That’s when things turned ugly against Governor Kasich and the leadership of ODNR. Some outdoor columnists were openly calling for Director Zehringer’s resignation. A Facebook page sprang up called “Save the Ohio Division of Wildlife” in which a daily dose of the ongoing tug of war between to two agencies was daily fodder. Conspiracy theories and rumors were often posted about ODNR and the tone of the debate sounded more like Washington DC.
In early May, six former DOW chiefs sent an open letter to Governor Kasich supporting a fee increase for resident hunters and fishermen. Another open letter to Kasich from “Ultimate Upland” suggested appointing the DOW to a cabinet level position, increasing resident hunting and fishing license fees $7, adding a $10 fee for anyone accessing public land, charging a special fee for upland bird hunting, and tying all future license fee increases into inflation.
But perhaps the most damaging event was a resignation letter from former DOW chief and Kasich adviser Mike Budzik to the governor accusing ODNR of “having no regard for the sportsmen and women of Ohio and no respect for the organizations that represent them.”
The intensity of the debate changed from one of policy to an actual challenge to the Kasich administration over who is governing the Ohio Division of Wildlife. The DOW had now sparked a polarizing debate that was also engulfing sportsmen, driving a wedge between those who sided with the DOW and those who did not want a license fee increases. The only rare agreement between those two camps was to increase non-resident fees. The rhetoric has only intensified with the recent firing of chief Petering.
At an Ohio Senate sub-committee hearing, testimony was given from both sides of the now bitter debate between ODNR and DOW. The DOW turned to an offense of intense lobbying from sportsmen’s groups that had proven successful in the past. Senator Joe Uecker said the Senate was under intense pressure from DOW supporters to raise resident license fees. Language was even drafted that would raise fishing licenses to $24, and deer and turkey permits to $29.
In the final bill, no such resident fee increases were included in Senate budget H.B. 49 signed by Kasich last week. The DOW gambled that their supporters could eventually swing the Senate against the Ohio Department of Natural Resources. The Ohio Sportsmen’s Alliance, as expected, is spinning this into a victory. However, their real objective of raising resident hunting and fishing license fees fell short, sending a grim signal to the DOW. To that end, ODNR removed the civil servant protected classification on the Assistant Chief to unclassified thus leaving them unprotected. The Ohio Senate backed the leadership role of ODNR and as a result the Division of Wildlife got a new boss.

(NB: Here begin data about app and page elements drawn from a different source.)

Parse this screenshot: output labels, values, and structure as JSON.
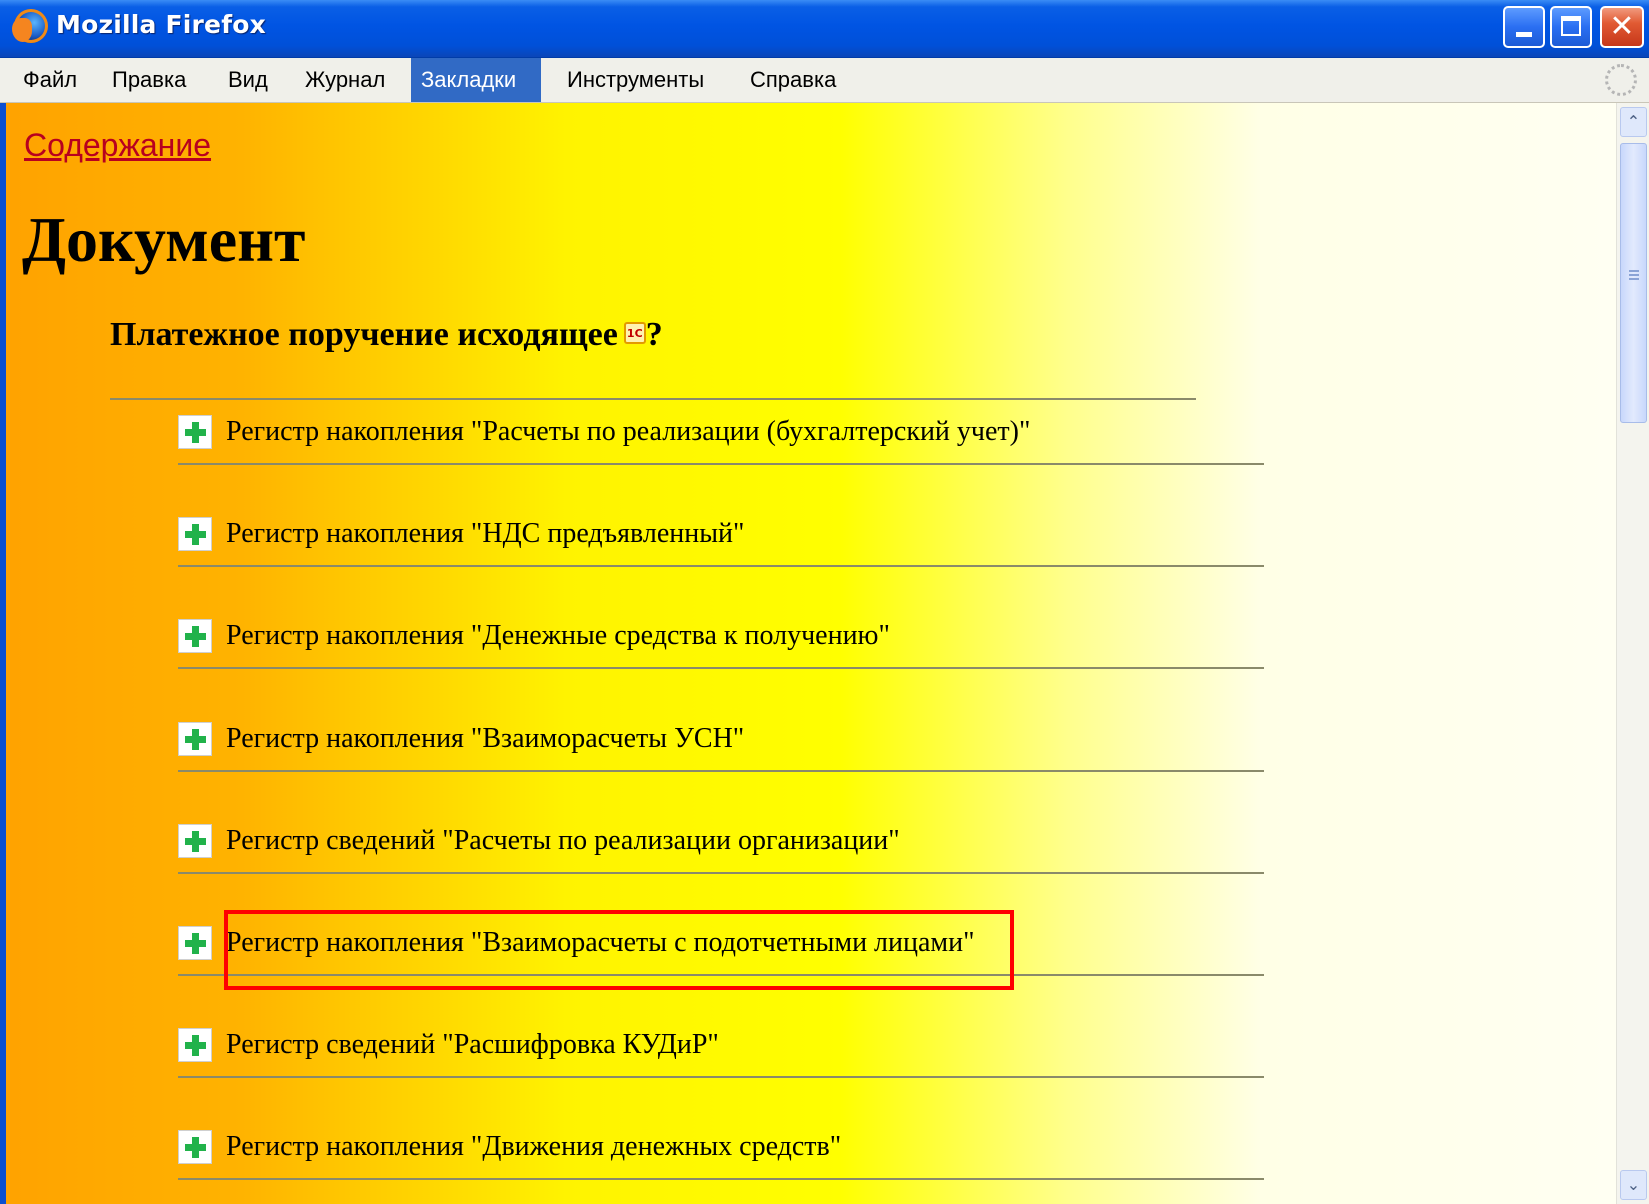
{
  "window": {
    "title": "Mozilla Firefox",
    "close_glyph": "✕"
  },
  "menu": {
    "items": [
      {
        "label": "Файл"
      },
      {
        "label": "Правка"
      },
      {
        "label": "Вид"
      },
      {
        "label": "Журнал"
      },
      {
        "label": "Закладки",
        "active": true
      },
      {
        "label": "Инструменты"
      },
      {
        "label": "Справка"
      }
    ]
  },
  "page": {
    "toc_link": "Содержание",
    "title": "Документ",
    "subtitle": "Платежное поручение исходящее",
    "onec_badge": "1С",
    "help_mark": "?",
    "registers": [
      {
        "label": "Регистр накопления \"Расчеты по реализации (бухгалтерский учет)\""
      },
      {
        "label": "Регистр накопления \"НДС предъявленный\""
      },
      {
        "label": "Регистр накопления \"Денежные средства к получению\""
      },
      {
        "label": "Регистр накопления \"Взаиморасчеты УСН\""
      },
      {
        "label": "Регистр сведений \"Расчеты по реализации организации\""
      },
      {
        "label": "Регистр накопления \"Взаиморасчеты с подотчетными лицами\"",
        "highlighted": true
      },
      {
        "label": "Регистр сведений \"Расшифровка КУДиР\""
      },
      {
        "label": "Регистр накопления \"Движения денежных средств\""
      }
    ]
  },
  "scrollbar": {
    "up_glyph": "⌃",
    "down_glyph": "⌄"
  },
  "colors": {
    "titlebar": "#0054e3",
    "menu_active": "#316ac5",
    "link": "#b8001f",
    "highlight": "#ff0000",
    "plus": "#21b24a"
  }
}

In the recently passed Senate bill, non-resident deer permits increased from $24 to $250. Non-resident turkey permits went from $24 to $75 and fees for non-resident hunting licenses went up from $125 to $175. Fees for non-resident fishing licenses will increase to $50.
Active duty personnel in the armed forces while on leave or furlough can purchase a deer or turkey permit at a resident rate regardless of whether a person is a resident of the state. For Ohio residents, fees for hunting and fishing license and permits remain unchanged.
Update: More shake up at the Division of Wildlife. On the morning of July 10, assistant DOW chief Susan Vance and Scott Hale have been reassigned to Parks and Watercraft. Replacing them at the Division of Wildlife are Scott Sharpe and Mike Luers. Sharpe had a previous career with Parks and Wildlife. Luers comes from Human Resources at the Ohio Department of Natural Resources. The change was made to assist Mike Miller in his transition as the new Chief of the Division of Wildlife.